Inquisitorial documents describe horrific practices of witches, like eating children or poisonings. But popular legends do not speak of these practices, instead mentioning kissing "the devil's arse" or an animal's genitals, occasional poisoning of crops, bothering modest women (in the shape of cats or other animals) and anointing their bodies with flying ointment (containing entheogenic, Solanaceous plants) to "fly" to and from the akelarre and perform other supposed feats.

Major persecutions against Basque witches

Main article: Basque witch trials

While in the late Middle Ages there are a handful of references to witchery, they are mostly fines for accusing someone of being one.

This changes in the 16th and 17th centuries with the establishment of the Spanish Inquisition and the pan-European witch panic that afflicted the Early Modern Age. Since being conquered by Castile in 1512–21, Navarre (and to a lesser extent areas of the Basque Country) suffered numerous inquisitorial processes, mainly against Jews and Muslims, but occasionally also against Basque sorginak. Particularly important was the 1610 process of Logroño that focused on the akelarre of Zugarramurdi. The previous year, in 1609, French judge Pierre de Lancre had initiated a massive process in Labourd, focusing mainly on Basque women and priests. He was eventually displaced but not without causing many deaths and much suffering. The witch panic extended beyond the frontier and accusations of witchcraft proliferated among the local population until the Spanish Inquisition intervened. The Logroño process ended with 12 people burnt at the stake (five of them symbolically, as they had died under the tortures inflicted in the process) and shattered Pyrennean Navarre and led also to a serious reconsideration of the Inquisition's attitude towards accusations of witchcraft. The Spanish and Italian Inquisition generally approached accusations of sorcery and witchcraft with skepticism and similar processes were rare in comparison to other European countries where no such centralised institution existed.

Places associated with sorginak

Throughout the Basque Country there are many places associated with sorginak, often also associated with Mari or other mythological characters. This is an incomplete list of the most famous ones:





Lapurdi was particularly shaken by the large-scale trials of 1609 led by Pierre de Lancre, who was convinced that most people in the country were witches.
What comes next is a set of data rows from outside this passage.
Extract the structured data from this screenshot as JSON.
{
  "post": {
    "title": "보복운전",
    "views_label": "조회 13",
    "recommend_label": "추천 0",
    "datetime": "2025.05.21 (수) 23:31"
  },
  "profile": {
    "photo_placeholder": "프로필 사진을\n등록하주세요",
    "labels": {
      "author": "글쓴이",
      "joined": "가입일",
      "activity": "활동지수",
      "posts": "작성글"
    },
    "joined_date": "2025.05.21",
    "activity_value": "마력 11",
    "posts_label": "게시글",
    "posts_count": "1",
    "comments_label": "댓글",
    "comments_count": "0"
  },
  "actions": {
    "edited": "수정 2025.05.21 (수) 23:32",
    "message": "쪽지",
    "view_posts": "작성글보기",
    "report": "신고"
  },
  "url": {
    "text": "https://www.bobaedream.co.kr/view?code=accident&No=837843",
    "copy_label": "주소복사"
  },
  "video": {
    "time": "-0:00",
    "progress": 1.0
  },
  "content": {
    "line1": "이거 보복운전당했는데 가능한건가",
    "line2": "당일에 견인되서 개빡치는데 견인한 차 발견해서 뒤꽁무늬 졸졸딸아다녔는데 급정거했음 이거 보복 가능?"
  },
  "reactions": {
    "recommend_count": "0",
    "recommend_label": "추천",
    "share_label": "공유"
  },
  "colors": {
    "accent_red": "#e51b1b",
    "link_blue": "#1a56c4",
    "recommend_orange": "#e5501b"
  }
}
Large portions of Navarre were severely affected by an inquisitorial process in 1610, focused in the akelarre of Zurgarramurdi.

Lower Navarre



See also